-- INFORMATION PROVIDED --
·····
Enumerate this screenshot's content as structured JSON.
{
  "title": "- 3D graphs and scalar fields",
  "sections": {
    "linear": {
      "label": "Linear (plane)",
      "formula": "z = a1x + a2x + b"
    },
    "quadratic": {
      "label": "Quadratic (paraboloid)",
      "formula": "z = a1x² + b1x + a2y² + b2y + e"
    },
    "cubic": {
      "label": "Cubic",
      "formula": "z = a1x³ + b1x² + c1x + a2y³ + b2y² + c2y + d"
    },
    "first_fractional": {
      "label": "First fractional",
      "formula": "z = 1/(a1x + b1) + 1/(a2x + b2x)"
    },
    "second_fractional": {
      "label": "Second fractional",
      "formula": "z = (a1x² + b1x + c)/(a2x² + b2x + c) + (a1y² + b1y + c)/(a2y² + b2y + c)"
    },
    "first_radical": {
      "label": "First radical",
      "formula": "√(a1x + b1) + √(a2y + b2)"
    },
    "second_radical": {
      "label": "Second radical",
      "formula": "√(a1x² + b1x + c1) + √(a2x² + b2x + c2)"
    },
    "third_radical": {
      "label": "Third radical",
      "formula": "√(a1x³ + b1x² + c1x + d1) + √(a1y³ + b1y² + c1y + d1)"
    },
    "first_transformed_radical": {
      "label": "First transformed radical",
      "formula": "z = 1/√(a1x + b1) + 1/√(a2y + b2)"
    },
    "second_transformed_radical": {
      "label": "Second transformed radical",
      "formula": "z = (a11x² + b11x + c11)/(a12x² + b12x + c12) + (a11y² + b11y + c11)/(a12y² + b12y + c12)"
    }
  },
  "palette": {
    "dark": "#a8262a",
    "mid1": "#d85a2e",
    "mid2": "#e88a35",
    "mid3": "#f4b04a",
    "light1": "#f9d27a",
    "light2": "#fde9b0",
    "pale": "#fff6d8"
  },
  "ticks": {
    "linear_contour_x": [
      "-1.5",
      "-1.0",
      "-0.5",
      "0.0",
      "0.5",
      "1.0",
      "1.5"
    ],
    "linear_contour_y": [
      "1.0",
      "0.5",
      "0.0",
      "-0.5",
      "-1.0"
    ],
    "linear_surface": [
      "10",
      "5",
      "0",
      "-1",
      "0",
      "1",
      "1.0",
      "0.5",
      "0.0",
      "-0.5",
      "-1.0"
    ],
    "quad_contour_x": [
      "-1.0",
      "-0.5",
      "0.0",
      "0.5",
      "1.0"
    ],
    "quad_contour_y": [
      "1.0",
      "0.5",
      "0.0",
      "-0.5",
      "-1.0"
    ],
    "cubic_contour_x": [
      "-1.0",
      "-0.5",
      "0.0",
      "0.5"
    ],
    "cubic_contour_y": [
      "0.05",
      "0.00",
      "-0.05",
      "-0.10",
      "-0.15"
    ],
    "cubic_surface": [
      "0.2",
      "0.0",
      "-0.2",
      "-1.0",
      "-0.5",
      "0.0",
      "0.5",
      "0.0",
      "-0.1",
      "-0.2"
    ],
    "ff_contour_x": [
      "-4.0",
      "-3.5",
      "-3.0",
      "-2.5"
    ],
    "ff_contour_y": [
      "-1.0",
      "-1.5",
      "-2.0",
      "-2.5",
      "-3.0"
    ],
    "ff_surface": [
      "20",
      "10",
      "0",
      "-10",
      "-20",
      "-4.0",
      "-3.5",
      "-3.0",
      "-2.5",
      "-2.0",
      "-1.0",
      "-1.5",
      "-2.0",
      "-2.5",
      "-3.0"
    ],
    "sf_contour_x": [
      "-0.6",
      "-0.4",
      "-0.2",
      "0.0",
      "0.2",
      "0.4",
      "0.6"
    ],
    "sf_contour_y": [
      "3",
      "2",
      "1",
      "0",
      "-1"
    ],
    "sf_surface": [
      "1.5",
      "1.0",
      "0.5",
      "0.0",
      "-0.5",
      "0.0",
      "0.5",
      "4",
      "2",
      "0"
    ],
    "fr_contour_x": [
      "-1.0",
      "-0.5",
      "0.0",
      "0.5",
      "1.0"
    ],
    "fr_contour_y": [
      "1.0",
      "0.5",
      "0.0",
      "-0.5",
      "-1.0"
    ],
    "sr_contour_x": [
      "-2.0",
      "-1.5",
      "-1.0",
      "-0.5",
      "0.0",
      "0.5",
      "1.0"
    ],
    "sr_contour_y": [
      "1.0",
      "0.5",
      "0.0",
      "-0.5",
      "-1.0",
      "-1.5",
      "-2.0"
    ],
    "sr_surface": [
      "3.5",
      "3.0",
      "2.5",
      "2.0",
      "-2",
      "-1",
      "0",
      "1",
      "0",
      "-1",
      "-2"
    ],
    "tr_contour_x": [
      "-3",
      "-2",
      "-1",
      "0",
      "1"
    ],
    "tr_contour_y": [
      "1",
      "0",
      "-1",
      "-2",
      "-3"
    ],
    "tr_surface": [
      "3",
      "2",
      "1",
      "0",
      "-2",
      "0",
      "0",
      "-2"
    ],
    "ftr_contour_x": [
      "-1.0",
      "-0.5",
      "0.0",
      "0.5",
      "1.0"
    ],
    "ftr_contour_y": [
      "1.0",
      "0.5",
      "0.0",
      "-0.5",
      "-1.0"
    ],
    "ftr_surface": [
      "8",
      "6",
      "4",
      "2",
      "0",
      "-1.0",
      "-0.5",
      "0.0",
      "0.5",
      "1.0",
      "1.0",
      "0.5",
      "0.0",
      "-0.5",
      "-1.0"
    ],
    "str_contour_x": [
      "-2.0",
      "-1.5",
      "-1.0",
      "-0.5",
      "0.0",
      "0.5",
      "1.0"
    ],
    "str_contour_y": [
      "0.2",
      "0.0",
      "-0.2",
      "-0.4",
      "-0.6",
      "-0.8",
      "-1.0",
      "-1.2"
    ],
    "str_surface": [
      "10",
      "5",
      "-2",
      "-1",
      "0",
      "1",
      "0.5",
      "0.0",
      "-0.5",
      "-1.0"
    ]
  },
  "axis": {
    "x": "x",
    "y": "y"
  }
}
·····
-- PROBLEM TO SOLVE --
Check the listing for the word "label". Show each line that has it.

-- EXERCISE ANSWER --
      "label": "Linear (plane)",
      "label": "Quadratic (paraboloid)",
      "label": "Cubic",
      "label": "First fractional",
      "label": "Second fractional",
      "label": "First radical",
      "label": "Second radical",
      "label": "Third radical",
      "label": "First transformed radical",
      "label": "Second transformed radical",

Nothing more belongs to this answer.